(Source data begins)

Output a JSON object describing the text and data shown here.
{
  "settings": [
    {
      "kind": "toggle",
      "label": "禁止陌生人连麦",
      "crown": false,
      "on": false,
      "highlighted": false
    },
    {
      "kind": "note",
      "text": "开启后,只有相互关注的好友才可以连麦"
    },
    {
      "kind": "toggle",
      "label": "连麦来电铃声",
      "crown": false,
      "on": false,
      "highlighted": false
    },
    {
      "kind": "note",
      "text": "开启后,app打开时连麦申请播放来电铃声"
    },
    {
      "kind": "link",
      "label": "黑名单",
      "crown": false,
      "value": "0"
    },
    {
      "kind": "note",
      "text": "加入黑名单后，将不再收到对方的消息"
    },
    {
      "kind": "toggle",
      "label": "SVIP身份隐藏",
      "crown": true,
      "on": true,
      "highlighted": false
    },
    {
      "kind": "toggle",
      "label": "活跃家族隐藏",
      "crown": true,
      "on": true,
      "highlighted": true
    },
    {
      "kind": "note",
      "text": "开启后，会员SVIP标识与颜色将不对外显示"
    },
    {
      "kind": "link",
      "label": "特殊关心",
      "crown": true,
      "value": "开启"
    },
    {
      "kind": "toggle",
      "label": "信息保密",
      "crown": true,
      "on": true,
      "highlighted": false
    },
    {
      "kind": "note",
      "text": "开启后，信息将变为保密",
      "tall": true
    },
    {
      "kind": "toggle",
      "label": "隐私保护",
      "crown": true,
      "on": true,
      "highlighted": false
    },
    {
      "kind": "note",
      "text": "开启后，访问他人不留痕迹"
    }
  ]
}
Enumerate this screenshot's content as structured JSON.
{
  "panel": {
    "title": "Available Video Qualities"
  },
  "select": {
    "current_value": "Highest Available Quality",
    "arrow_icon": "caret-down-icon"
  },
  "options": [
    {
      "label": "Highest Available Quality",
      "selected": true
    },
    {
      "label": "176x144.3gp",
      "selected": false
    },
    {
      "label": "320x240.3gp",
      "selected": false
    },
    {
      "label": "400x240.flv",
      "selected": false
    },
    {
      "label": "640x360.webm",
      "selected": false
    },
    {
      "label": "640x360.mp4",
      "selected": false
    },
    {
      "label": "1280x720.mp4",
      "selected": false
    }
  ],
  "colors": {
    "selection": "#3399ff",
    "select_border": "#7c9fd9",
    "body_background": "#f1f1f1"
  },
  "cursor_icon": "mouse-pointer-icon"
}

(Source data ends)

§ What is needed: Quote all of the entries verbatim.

§ Answer to the exercise:
Output a JSON object describing the text and data shown here.
{
  "settings": [
    {
      "kind": "toggle",
      "label": "禁止陌生人连麦",
      "crown": false,
      "on": false,
      "highlighted": false
    },
    {
      "kind": "note",
      "text": "开启后,只有相互关注的好友才可以连麦"
    },
    {
      "kind": "toggle",
      "label": "连麦来电铃声",
      "crown": false,
      "on": false,
      "highlighted": false
    },
    {
      "kind": "note",
      "text": "开启后,app打开时连麦申请播放来电铃声"
    },
    {
      "kind": "link",
      "label": "黑名单",
      "crown": false,
      "value": "0"
    },
    {
      "kind": "note",
      "text": "加入黑名单后，将不再收到对方的消息"
    },
    {
      "kind": "toggle",
      "label": "SVIP身份隐藏",
      "crown": true,
      "on": true,
      "highlighted": false
    },
    {
      "kind": "toggle",
      "label": "活跃家族隐藏",
      "crown": true,
      "on": true,
      "highlighted": true
    },
    {
      "kind": "note",
      "text": "开启后，会员SVIP标识与颜色将不对外显示"
    },
    {
      "kind": "link",
      "label": "特殊关心",
      "crown": true,
      "value": "开启"
    },
    {
      "kind": "toggle",
      "label": "信息保密",
      "crown": true,
      "on": true,
      "highlighted": false
    },
    {
      "kind": "note",
      "text": "开启后，信息将变为保密",
      "tall": true
    },
    {
      "kind": "toggle",
      "label": "隐私保护",
      "crown": true,
      "on": true,
      "highlighted": false
    },
    {
      "kind": "note",
      "text": "开启后，访问他人不留痕迹"
    }
  ]
}
Enumerate this screenshot's content as structured JSON.
{
  "panel": {
    "title": "Available Video Qualities"
  },
  "select": {
    "current_value": "Highest Available Quality",
    "arrow_icon": "caret-down-icon"
  },
  "options": [
    {
      "label": "Highest Available Quality",
      "selected": true
    },
    {
      "label": "176x144.3gp",
      "selected": false
    },
    {
      "label": "320x240.3gp",
      "selected": false
    },
    {
      "label": "400x240.flv",
      "selected": false
    },
    {
      "label": "640x360.webm",
      "selected": false
    },
    {
      "label": "640x360.mp4",
      "selected": false
    },
    {
      "label": "1280x720.mp4",
      "selected": false
    }
  ],
  "colors": {
    "selection": "#3399ff",
    "select_border": "#7c9fd9",
    "body_background": "#f1f1f1"
  },
  "cursor_icon": "mouse-pointer-icon"
}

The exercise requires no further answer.